→ RECORDS PROVIDED
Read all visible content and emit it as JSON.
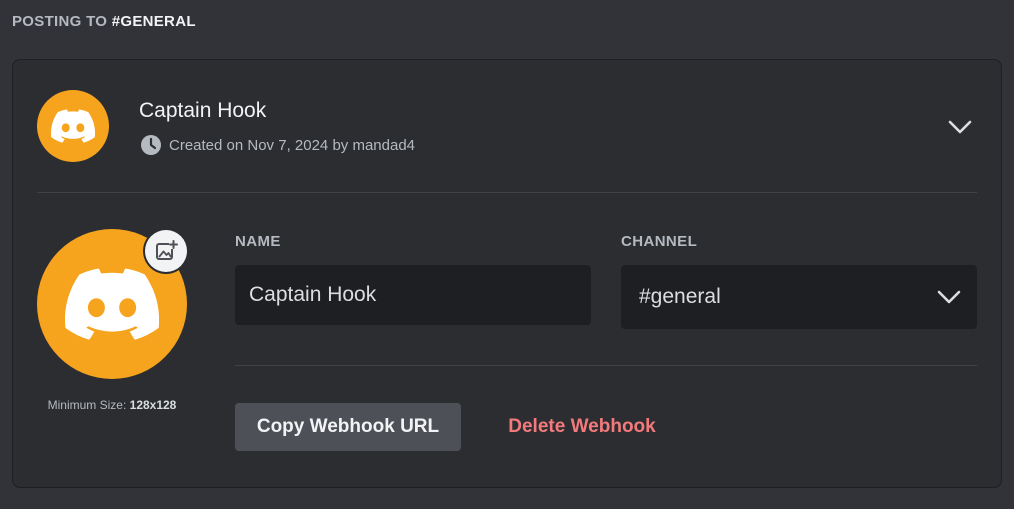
{
  "header": {
    "prefix": "POSTING TO ",
    "channel": "#GENERAL"
  },
  "webhook": {
    "name": "Captain Hook",
    "created": "Created on Nov 7, 2024 by mandad4"
  },
  "avatar": {
    "min_size_label": "Minimum Size: ",
    "min_size_value": "128x128",
    "color": "#f6a31e"
  },
  "fields": {
    "name_label": "NAME",
    "name_value": "Captain Hook",
    "channel_label": "CHANNEL",
    "channel_value": "#general"
  },
  "actions": {
    "copy_label": "Copy Webhook URL",
    "delete_label": "Delete Webhook"
  },
  "icons": [
    "discord-logo-icon",
    "clock-icon",
    "chevron-down-icon",
    "image-add-icon"
  ]
}
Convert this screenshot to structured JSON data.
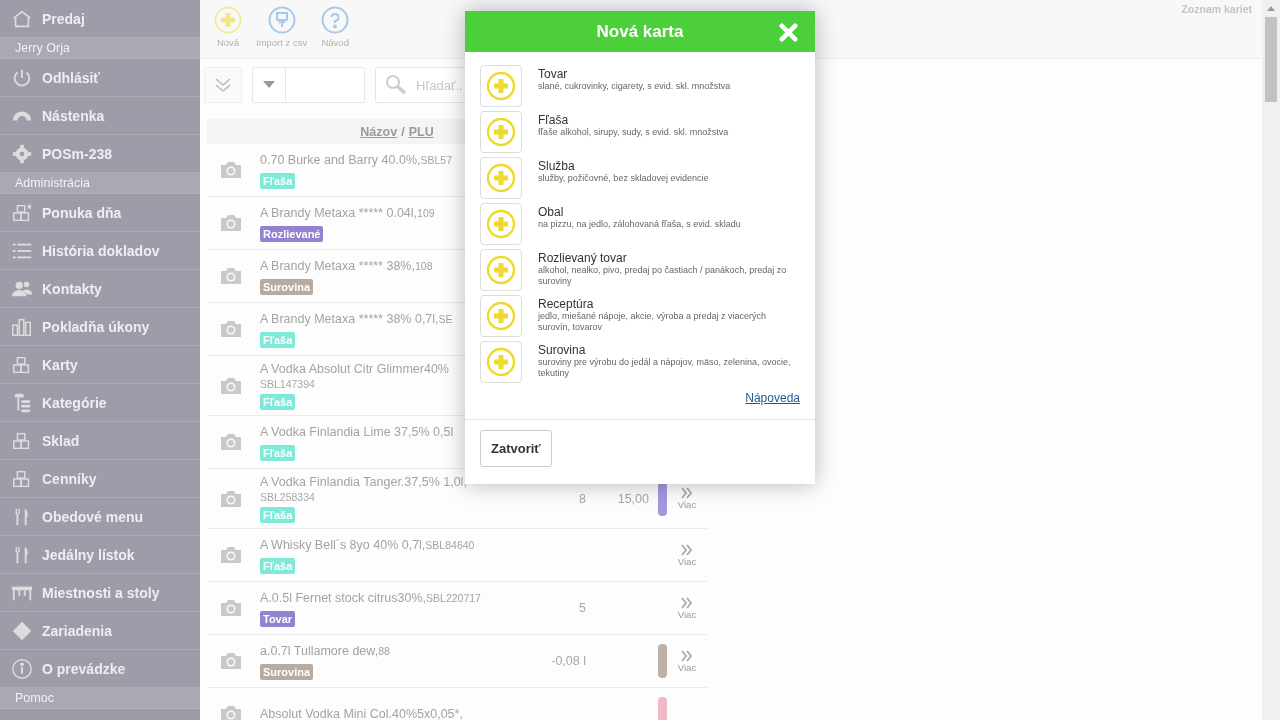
{
  "sidebar": {
    "entries": [
      {
        "kind": "item",
        "label": "Predaj"
      },
      {
        "kind": "header",
        "label": "Jerry Orja"
      },
      {
        "kind": "item",
        "label": "Odhlásiť"
      },
      {
        "kind": "item",
        "label": "Nástenka"
      },
      {
        "kind": "item",
        "label": "POSm-238"
      },
      {
        "kind": "header",
        "label": "Administrácia"
      },
      {
        "kind": "item",
        "label": "Ponuka dňa"
      },
      {
        "kind": "item",
        "label": "História dokladov"
      },
      {
        "kind": "item",
        "label": "Kontakty"
      },
      {
        "kind": "item",
        "label": "Pokladňa úkony"
      },
      {
        "kind": "item",
        "label": "Karty"
      },
      {
        "kind": "item",
        "label": "Kategórie"
      },
      {
        "kind": "item",
        "label": "Sklad"
      },
      {
        "kind": "item",
        "label": "Cenníky"
      },
      {
        "kind": "item",
        "label": "Obedové menu"
      },
      {
        "kind": "item",
        "label": "Jedálny lístok"
      },
      {
        "kind": "item",
        "label": "Miestnosti a stoly"
      },
      {
        "kind": "item",
        "label": "Zariadenia"
      },
      {
        "kind": "item",
        "label": "O prevádzke"
      },
      {
        "kind": "header",
        "label": "Pomoc"
      }
    ]
  },
  "toolbar": {
    "buttons": [
      {
        "kind": "add",
        "label": "Nová"
      },
      {
        "kind": "import",
        "label": "Import z csv"
      },
      {
        "kind": "help",
        "label": "Návod"
      }
    ],
    "page_title": "Zoznam kariet"
  },
  "filters": {
    "search": {
      "placeholder": "Hľadať.."
    }
  },
  "table": {
    "header": {
      "name": "Názov",
      "separator": "/",
      "plu": "PLU"
    },
    "rows": [
      {
        "kind": "inline",
        "name": "0.70 Burke and Barry 40.0%,",
        "plu": "SBL57",
        "tag": {
          "label": "Fľaša",
          "color": "#7ee8d9"
        }
      },
      {
        "kind": "inline",
        "name": "A Brandy Metaxa ***** 0.04l,",
        "plu": "109",
        "tag": {
          "label": "Rozlievané",
          "color": "#9382cf"
        }
      },
      {
        "kind": "inline",
        "name": "A Brandy Metaxa ***** 38%,",
        "plu": "108",
        "tag": {
          "label": "Surovina",
          "color": "#b8aaa0"
        }
      },
      {
        "kind": "inline",
        "name": "A Brandy Metaxa ***** 38% 0,7l,",
        "plu": "SE",
        "tag": {
          "label": "Fľaša",
          "color": "#7ee8d9"
        }
      },
      {
        "kind": "stacked",
        "name": "A Vodka Absolut Citr Glimmer40%",
        "plu": "SBL147394",
        "tag": {
          "label": "Fľaša",
          "color": "#7ee8d9"
        }
      },
      {
        "name": "A Vodka Finlandia Lime 37,5% 0,5l",
        "tag": {
          "label": "Fľaša",
          "color": "#7ee8d9"
        }
      },
      {
        "kind": "stacked",
        "name": "A Vodka Finlandia Tanger.37,5% 1,0l,",
        "plu": "SBL258334",
        "tag": {
          "label": "Fľaša",
          "color": "#7ee8d9"
        },
        "quantity": "8",
        "price": "15,00",
        "color": "#a596e0",
        "more": "Viac"
      },
      {
        "kind": "inline",
        "name": "A Whisky Bell´s 8yo 40% 0,7l,",
        "plu": "SBL84640",
        "tag": {
          "label": "Fľaša",
          "color": "#7ee8d9"
        },
        "more": "Viac"
      },
      {
        "kind": "inline",
        "name": "A.0.5l Fernet stock citrus30%,",
        "plu": "SBL220717",
        "tag": {
          "label": "Tovar",
          "color": "#9382cf"
        },
        "quantity": "5",
        "more": "Viac"
      },
      {
        "kind": "inline",
        "name": "a.0.7l Tullamore dew,",
        "plu": "88",
        "tag": {
          "label": "Surovina",
          "color": "#b8aaa0"
        },
        "quantity": "-0,08 l",
        "color": "#bfb1a8",
        "more": "Viac"
      },
      {
        "name": "Absolut Vodka Mini Col.40%5x0,05*,",
        "color": "#f2b8c4"
      }
    ]
  },
  "modal": {
    "title": "Nová karta",
    "options": [
      {
        "title": "Tovar",
        "description": "slané, cukrovinky, cigarety, s evid. skl. množstva"
      },
      {
        "title": "Fľaša",
        "description": "fľaše alkohol, sirupy, sudy, s evid. skl. množstva"
      },
      {
        "title": "Služba",
        "description": "služby, požičovné, bez skladovej evidencie"
      },
      {
        "title": "Obal",
        "description": "na pizzu, na jedlo, zálohovaná fľaša, s evid. skladu"
      },
      {
        "title": "Rozlievaný tovar",
        "description": "alkohol, nealko, pivo, predaj po častiach / panákoch, predaj zo suroviny"
      },
      {
        "title": "Receptúra",
        "description": "jedlo, miešané nápoje, akcie, výroba a predaj z viacerých surovín, tovarov"
      },
      {
        "title": "Surovina",
        "description": "suroviny pre výrobu do jedál a nápojov, mäso, zelenina, ovocie, tekutiny"
      }
    ],
    "help_link": "Nápoveda",
    "close_button": "Zatvoriť"
  }
}
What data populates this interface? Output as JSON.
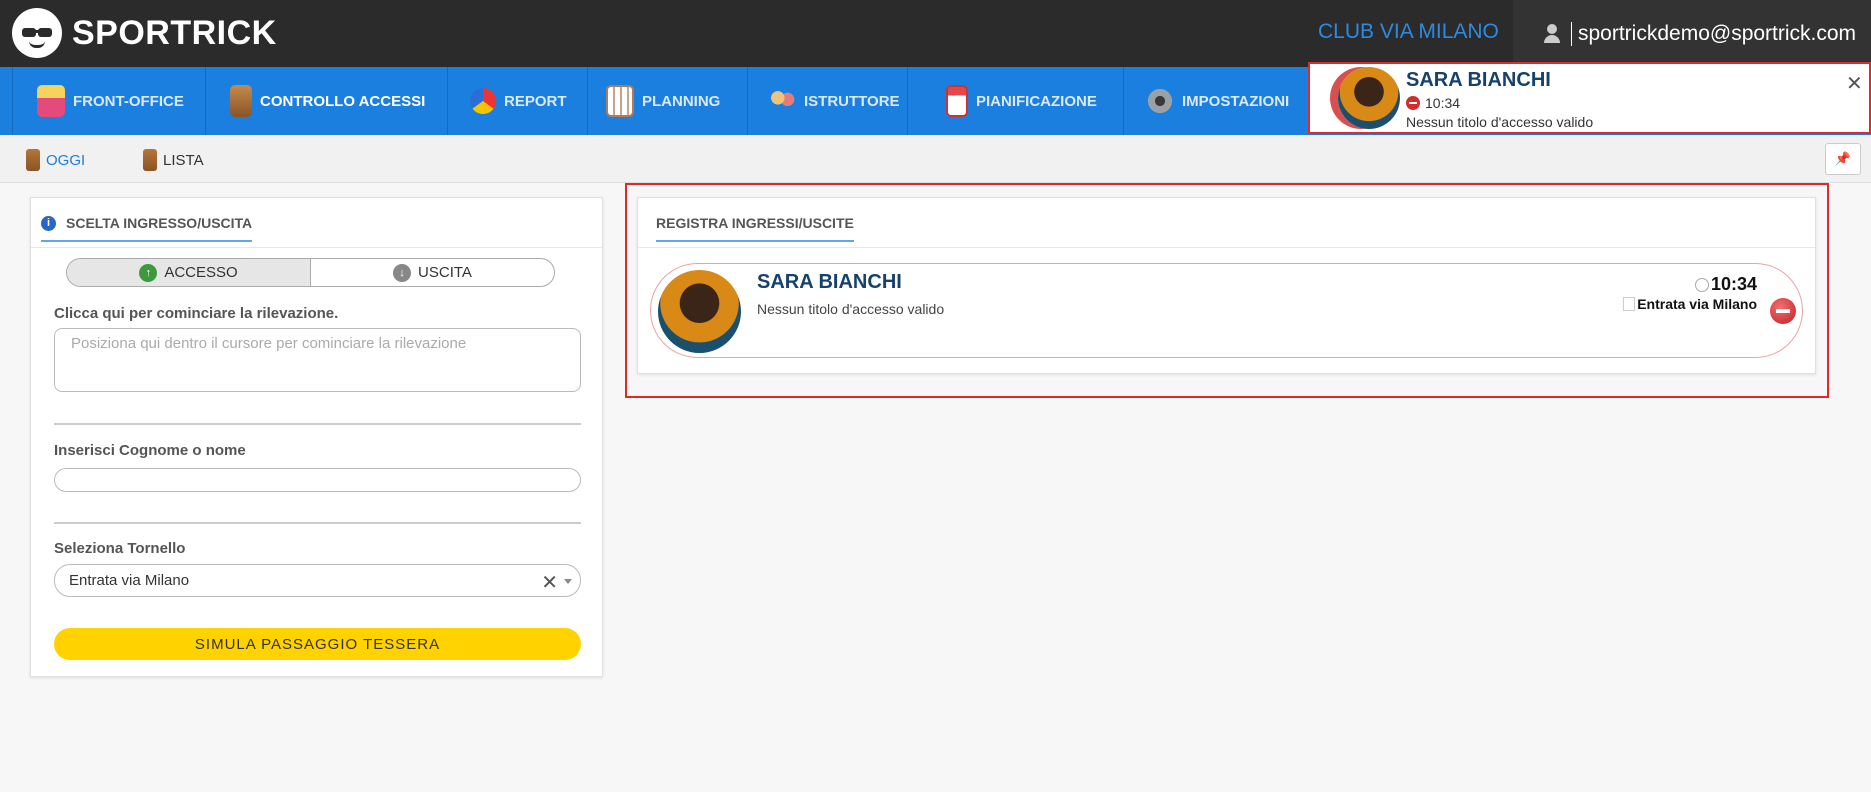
{
  "app": {
    "brand": "SPORTRICK"
  },
  "header": {
    "club": "CLUB VIA MILANO",
    "user_email": "sportrickdemo@sportrick.com"
  },
  "nav": {
    "items": [
      {
        "label": "FRONT-OFFICE",
        "icon": "front-office-person-icon"
      },
      {
        "label": "CONTROLLO ACCESSI",
        "icon": "door-access-icon",
        "active": true
      },
      {
        "label": "REPORT",
        "icon": "pie-chart-icon"
      },
      {
        "label": "PLANNING",
        "icon": "calendar-grid-icon"
      },
      {
        "label": "ISTRUTTORE",
        "icon": "instructors-icon"
      },
      {
        "label": "PIANIFICAZIONE",
        "icon": "calendar-icon"
      },
      {
        "label": "IMPOSTAZIONI",
        "icon": "gear-icon"
      }
    ]
  },
  "notification": {
    "name": "SARA BIANCHI",
    "time": "10:34",
    "message": "Nessun titolo d'accesso valido",
    "close": "✕"
  },
  "subnav": {
    "items": [
      {
        "label": "OGGI",
        "active": true
      },
      {
        "label": "LISTA"
      }
    ],
    "pin": "📌"
  },
  "left_panel": {
    "title": "SCELTA INGRESSO/USCITA",
    "toggle": {
      "access_label": "ACCESSO",
      "exit_label": "USCITA",
      "selected": "ACCESSO"
    },
    "click_label": "Clicca qui per cominciare la rilevazione.",
    "click_placeholder": "Posiziona qui dentro il cursore per cominciare la rilevazione",
    "search_label": "Inserisci Cognome o nome",
    "search_value": "",
    "turnstile_label": "Seleziona Tornello",
    "turnstile_value": "Entrata via Milano",
    "simulate_button": "SIMULA PASSAGGIO TESSERA"
  },
  "right_panel": {
    "title": "REGISTRA INGRESSI/USCITE",
    "record": {
      "name": "SARA BIANCHI",
      "message": "Nessun titolo d'accesso valido",
      "time": "10:34",
      "place": "Entrata via Milano"
    }
  },
  "colors": {
    "topbar": "#2b2b2b",
    "nav": "#1b7fe0",
    "accent": "#2d8ae0",
    "highlight": "#e02a2a",
    "button": "#ffd200"
  }
}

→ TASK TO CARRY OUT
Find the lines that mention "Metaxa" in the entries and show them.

→ YOUR SOLUTION
        "name": "A Brandy Metaxa ***** 0.04l,",
        "name": "A Brandy Metaxa ***** 38%,",
        "name": "A Brandy Metaxa ***** 38% 0,7l,",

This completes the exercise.